The financial results reporting season has begun in earnest. Last week, Citi Private Bank and Hildebrandt Consulting released their “2016 Citi/Hildebrandt Client Advisory.”
Last year’s report suggested, at least to me, that the pace of change, especially efficiency advances, at large law firms would accelerate in 2015. That appears not to be the case; indeed, this year’s Advisory sees operating expenses on the rise.
What does appear to have accelerated, however, is the client pattern of moving legal work away from the largest law firms in pursuit of cost efficiency from other providers. This trend, together with others, increase the imperative for systemic change.
As always, the 2016 Client Advisory is full of interesting graphs and data about the financial performance of BigLaw, drawn from a sample of 201 of the largest US-headquartered law firms. The Advisory reports that the average performance of the sample was essentially flat, with some exceptions; and importantly, it showed increasing variation and volatility of performance among individual firms.
Here are several quantitative findings I found important in assessing the overall direction of the market:
- Declining Levels of Work — About half the surveyed firms are experiencing a decline in work year-on-year. While the total market demand for legal service is increasing and the total amount of work in the full sample is flat, for 100 of the 201 firms, their share of the market was declining in 2015.
- Increasing Levels of Expense — Meanwhile, the Advisory reports that expenses are rising across the sample. The leading cause is an increase in lawyer compensation, driven by increased headcount and higher compensation per lawyer.
- Overstaffing — Since the amount of work for the lawyers has been flat across the sample, the increased headcount means that chronic overstaffing continues, with overall “productivity” (billable hours per lawyer) declining even further.
- Declining Levels of Partner Income — The foregoing developments produce an expectation that for more than 40% of the largest US-based law firms, income per partner will decline in 2015.
Also as always, the 2016 Advisory distills a number of sound conclusions and recommendations from its data.
Here are some additional conclusions I think also can be drawn from the data:

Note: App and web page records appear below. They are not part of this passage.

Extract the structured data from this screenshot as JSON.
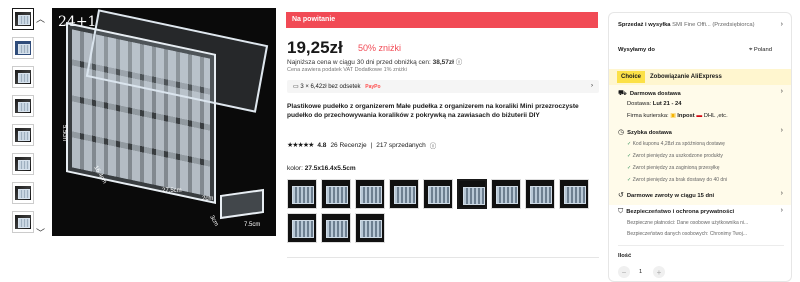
{
  "gallery": {
    "badge": "24+1",
    "dim_labels": [
      "27.5cm",
      "16.4cm",
      "5.5cm",
      "2cm",
      "3cm",
      "7.5cm"
    ]
  },
  "promo": {
    "label": "Na powitanie"
  },
  "price": {
    "current": "19,25zł",
    "discount": "50% zniżki",
    "lowest_prefix": "Najniższa cena w ciągu 30 dni przed obniżką cen:",
    "lowest_value": "38,57zł",
    "vat_note": "Cena zawiera podatek VAT Dodatkowe 1% zniżki"
  },
  "installments": {
    "text": "3 × 6,42zł bez odsetek",
    "provider": "PayPo",
    "chevron": "›"
  },
  "product": {
    "title": "Plastikowe pudełko z organizerem Małe pudełka z organizerem na koraliki Mini przezroczyste pudełko do przechowywania koralików z pokrywką na zawiasach do biżuterii DIY",
    "rating": "4.8",
    "reviews": "26 Recenzje",
    "sold": "217 sprzedanych"
  },
  "color": {
    "label": "kolor:",
    "value": "27.5x16.4x5.5cm",
    "swatch_count": 12,
    "selected_index": 5
  },
  "seller": {
    "label": "Sprzedaż i wysyłka",
    "value": "SMI Fine Offi... (Przedsiębiorca)"
  },
  "ship_to": {
    "label": "Wysyłamy do",
    "country": "Poland"
  },
  "choice": {
    "tag": "Choice",
    "text": "Zobowiązanie AliExpress"
  },
  "delivery": {
    "title": "Darmowa dostawa",
    "date_label": "Dostawa:",
    "date": "Lut 21 - 24",
    "courier_label": "Firma kurierska:",
    "courier_a": "Inpost",
    "courier_b": "DHL ,etc."
  },
  "fast": {
    "title": "Szybka dostawa",
    "items": [
      "Kod kuponu 4,28zł za spóźnioną dostawę",
      "Zwrot pieniędzy za uszkodzone produkty",
      "Zwrot pieniędzy za zaginioną przesyłkę",
      "Zwrot pieniędzy za brak dostawy do 40 dni"
    ]
  },
  "returns": {
    "text": "Darmowe zwroty w ciągu 15 dni"
  },
  "security": {
    "title": "Bezpieczeństwo i ochrona prywatności",
    "line1": "Bezpieczne płatności: Dane osobowe użytkownika ni...",
    "line2": "Bezpieczeństwo danych osobowych: Chronimy Twoj..."
  },
  "quantity": {
    "label": "Ilość",
    "value": "1"
  }
}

- Clients’ Buying Behaviors Are Changing — I think the leading cause for the decline in work at so many large law firms is a change in clients’ buying behaviors. Clients are actively rethinking how they access the legal service they need, choosing the solution with the best combination of value delivered and cost incurred. This means work is moving away from incumbent providers, to legal processes outsourcing firms (LPOs), other firms, or in-house.
- “The Elite Gap” Will Accelerate the Movement of Work — The Advisory graphically portrays the dramatic increase in the earnings gap between what it dubs “the elite firms” and “everyone else.” It is stunning. This gap is likely to cause an increasing concentration of market share for the highest value engagements in the most profitable firms. In turn, that will mean that the rest of the large firms will be competing for what is left, which, by definition, will be more subject to cost considerations. This likely will increase the rate at which clients move work to providers that are more cost effective.
- Financial Pressure Is Becoming More Real and Present — One of the impediments to change has been the continuing high level of income large law firm partners have enjoyed. The Advisory’s data shows that those levels of income are now under real and present pressure. Forty percent of the firms surveyed are projected to see decreases in income this year. More significant, for half the firms, the Advisory indicates that declining levels of work and increasing levels of expense will drive income down further going forward. As these partners’ comfort zone is diminished, their openness to change likely will increase.
Imperative for Change Intensifies
I think the main take away from the Advisory is that the imperative for fundamental change in the way law firms deliver service is intensifying. All firms face pricing pressure. Operating expenses are increasing. Clients are moving work away from the leading firms. It is time to look inward and find a better way to serve clients.
The Advisory recommends that firms increase their focus on traditional tactics such as branding, client relationship management, and business development. This is good advice. But it won’t save the day unless firms do the much harder work of changing their service model.
Appropriately, the Advisory closes with a discussion of “Improving Efficiency.” This is where the most intense focus should be.